Comparative advantage was first described by political economist David Ricardo in his book Principles of Political Economy and Taxation. Ricardo used his theory to argue against Great Britain’s protectionist laws which restricted the import of wheat from 1815 to 1846.  Comparative advantage occurs when a country can produce a good or service for a lower opportunity cost than another country.

Easterlin Paradox

The Easterlin paradox was first described by then professor of economics at the University of Pennsylvania Richard Easterlin. In the 1970s, Easterlin found that despite the American economy experiencing growth over the previous few decades, the average level of happiness seen in American citizens remained the same. He called this the Easterlin paradox, where income and happiness correlate with each other until a certain point is reached after at least ten years or so. After this point, income and happiness levels are not significantly related. The Easterlin paradox states that happiness is positively correlated with income, but only to a certain extent.

Economies of Scale

In Economics, Economies of Scale is a theory for which, as companies grow, they gain cost advantages. More precisely, companies manage to benefit from these cost advantages as they grow, due to increased efficiency in production. Thus, as companies scale and increase production, a subsequent decrease in the costs associated with it will help the organization scale further.

Diseconomies of Scale

In Economics, a Diseconomy of Scale happens when a company has grown so large that its costs per unit will start to increase. Thus, losing the benefits of scale. That can happen due to several factors arising as a company scales. From coordination issues to management inefficiencies and lack of proper communication flows.

Economies of Scope

An economy of scope means that the production of one good reduces the cost of producing some other related good. This means the unit cost to produce a product will decline as the variety of manufactured products increases. Importantly, the manufactured products must be related in some way.

Price Sensitivity

Price sensitivity can be explained using the price elasticity of demand, a concept in economics that measures the variation in product demand as the price of the product itself varies. In consumer behavior, price sensitivity describes and measures fluctuations in product demand as the price of that product changes.

Network Effects

In a negative network effect as the network grows in usage or scale, the value of the platform might shrink. In platform business models network effects help the platform become more valuable for the next user joining. In negative network effects (congestion or pollution) reduce the value of the platform for the next user joining. 

Negative Network Effects

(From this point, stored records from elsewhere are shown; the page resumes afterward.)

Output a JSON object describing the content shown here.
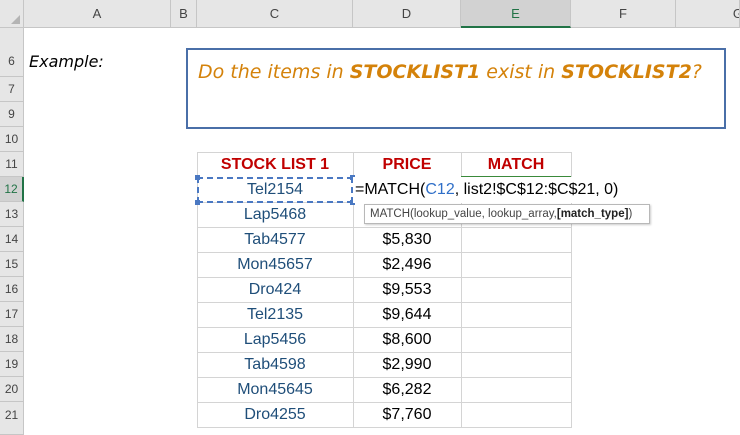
{
  "columns": [
    "A",
    "B",
    "C",
    "D",
    "E",
    "F",
    "G"
  ],
  "rows": [
    "6",
    "7",
    "9",
    "10",
    "11",
    "12",
    "13",
    "14",
    "15",
    "16",
    "17",
    "18",
    "19",
    "20",
    "21"
  ],
  "example_label": "Example:",
  "callout": {
    "prefix": "Do the items in ",
    "list1": "STOCKLIST1",
    "middle": " exist in ",
    "list2": "STOCKLIST2",
    "suffix": "?"
  },
  "table": {
    "headers": [
      "STOCK LIST 1",
      "PRICE",
      "MATCH"
    ],
    "items": [
      "Tel2154",
      "Lap5468",
      "Tab4577",
      "Mon45657",
      "Dro424",
      "Tel2135",
      "Lap5456",
      "Tab4598",
      "Mon45645",
      "Dro4255"
    ],
    "prices": [
      "",
      "",
      "$5,830",
      "$2,496",
      "$9,553",
      "$9,644",
      "$8,600",
      "$2,990",
      "$6,282",
      "$7,760"
    ]
  },
  "formula": {
    "start": "=MATCH(",
    "ref": "C12",
    "rest": ", list2!$C$12:$C$21, 0)"
  },
  "tooltip": {
    "func": "MATCH(lookup_value, lookup_array, ",
    "bold_arg": "[match_type]",
    "close": ")"
  },
  "colors": {
    "header_red": "#c00000",
    "item_blue": "#1f4e79",
    "callout_orange": "#d4820a",
    "callout_border": "#4a6fa8",
    "excel_green": "#217346"
  }
}
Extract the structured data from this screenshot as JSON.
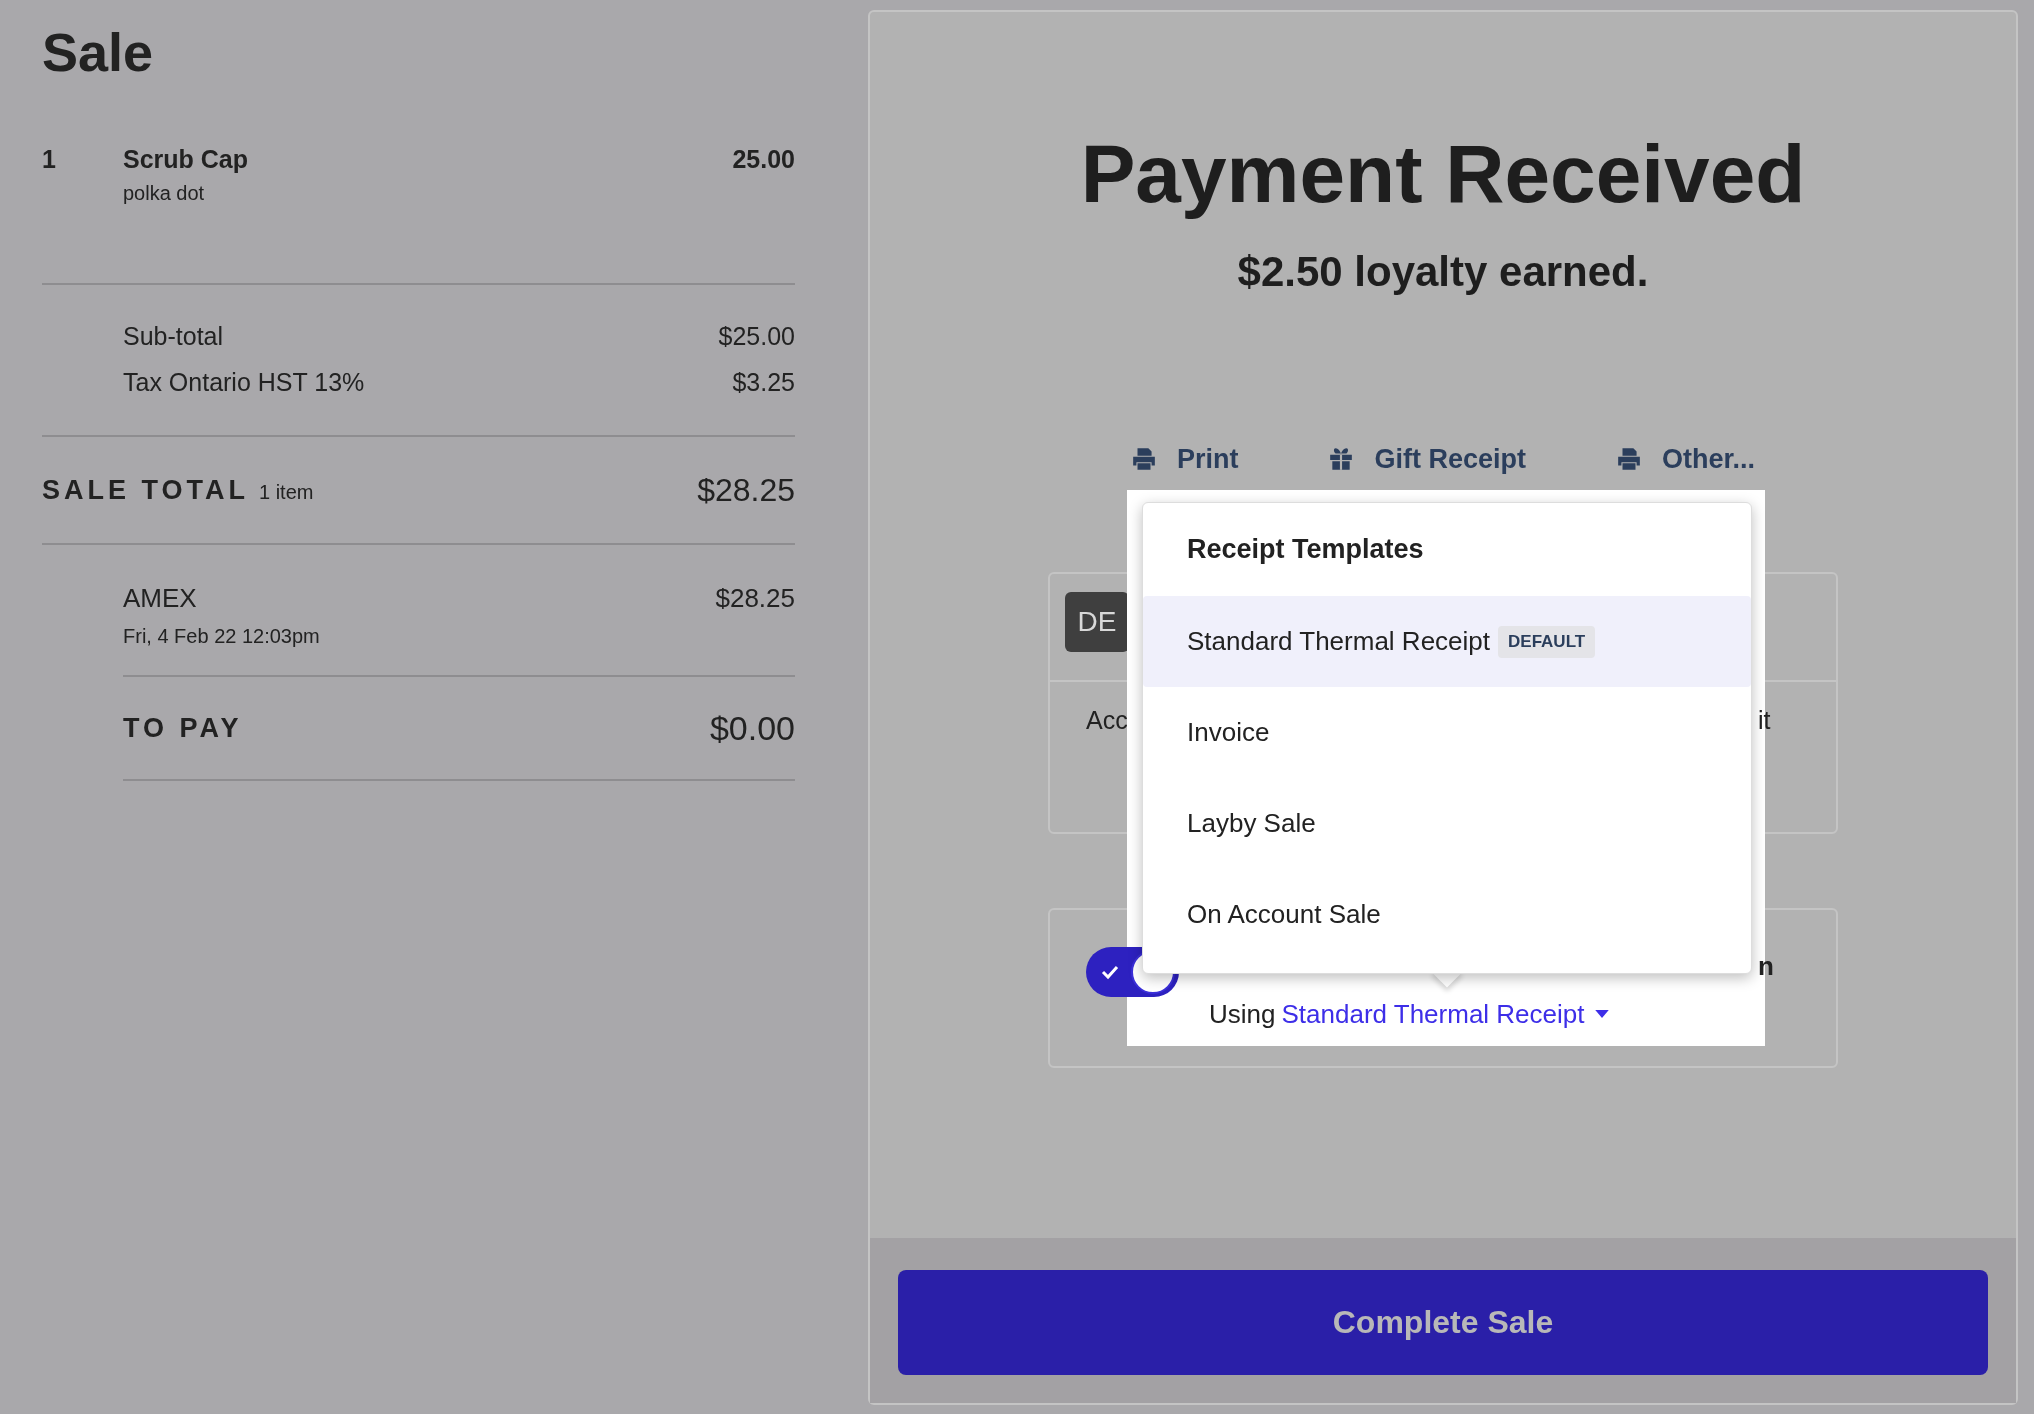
{
  "sale": {
    "title": "Sale",
    "items": [
      {
        "qty": "1",
        "name": "Scrub Cap",
        "variant": "polka dot",
        "price": "25.00"
      }
    ],
    "subtotals": [
      {
        "label": "Sub-total",
        "amount": "$25.00"
      },
      {
        "label": "Tax Ontario HST 13%",
        "amount": "$3.25"
      }
    ],
    "total": {
      "label": "SALE TOTAL",
      "count": "1 item",
      "amount": "$28.25"
    },
    "payments": [
      {
        "method": "AMEX",
        "date": "Fri, 4 Feb 22 12:03pm",
        "amount": "$28.25"
      }
    ],
    "to_pay": {
      "label": "TO PAY",
      "amount": "$0.00"
    }
  },
  "payment": {
    "title": "Payment Received",
    "loyalty": "$2.50 loyalty earned.",
    "actions": [
      {
        "kind": "print",
        "label": "Print"
      },
      {
        "kind": "gift",
        "label": "Gift Receipt"
      },
      {
        "kind": "print",
        "label": "Other..."
      }
    ],
    "customer_card": {
      "avatar": "DE",
      "left_text": "Acc",
      "right_text": "it"
    },
    "email_card": {
      "toggle_on": true,
      "label_end": "n",
      "using": "Using",
      "template": "Standard Thermal Receipt"
    },
    "complete_button": "Complete Sale"
  },
  "template_menu": {
    "heading": "Receipt Templates",
    "items": [
      {
        "label": "Standard Thermal Receipt",
        "badge": "DEFAULT",
        "selected": true
      },
      {
        "label": "Invoice",
        "selected": false
      },
      {
        "label": "Layby Sale",
        "selected": false
      },
      {
        "label": "On Account Sale",
        "selected": false
      }
    ]
  }
}
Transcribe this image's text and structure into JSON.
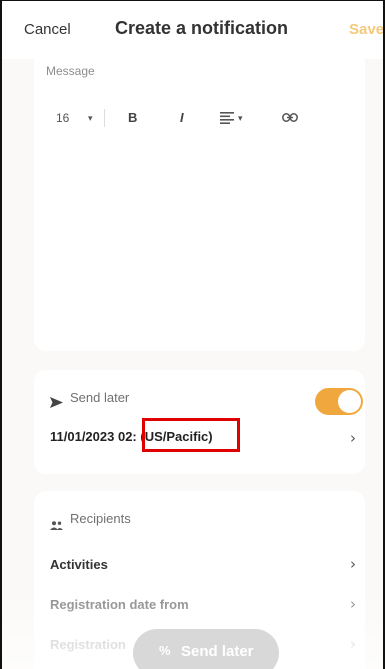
{
  "header": {
    "cancel_label": "Cancel",
    "title": "Create a notification",
    "save_label": "Save"
  },
  "message": {
    "label": "Message",
    "toolbar": {
      "font_size": "16",
      "bold": "B",
      "italic": "I",
      "caret": "▾"
    }
  },
  "send_later": {
    "label": "Send later",
    "enabled": true,
    "datetime": "11/01/2023 02:",
    "timezone": "(US/Pacific)"
  },
  "recipients": {
    "label": "Recipients",
    "rows": [
      {
        "label": "Activities"
      },
      {
        "label": "Registration date from"
      },
      {
        "label": "Registration"
      }
    ]
  },
  "fab": {
    "label": "Send later",
    "icon": "%"
  },
  "colors": {
    "accent": "#f0a83e",
    "save_disabled": "#f5c97a",
    "highlight": "#e00000"
  },
  "icons": {
    "chevron": "›"
  }
}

In a negative network effect as the network grows in usage or scale, the value of the platform might shrink. In platform business models network effects help the platform become more valuable for the next user joining. In negative network effects (congestion or pollution) reduce the value of the platform for the next user joining. 

Main Free Guides:

About The Author

Scroll to Top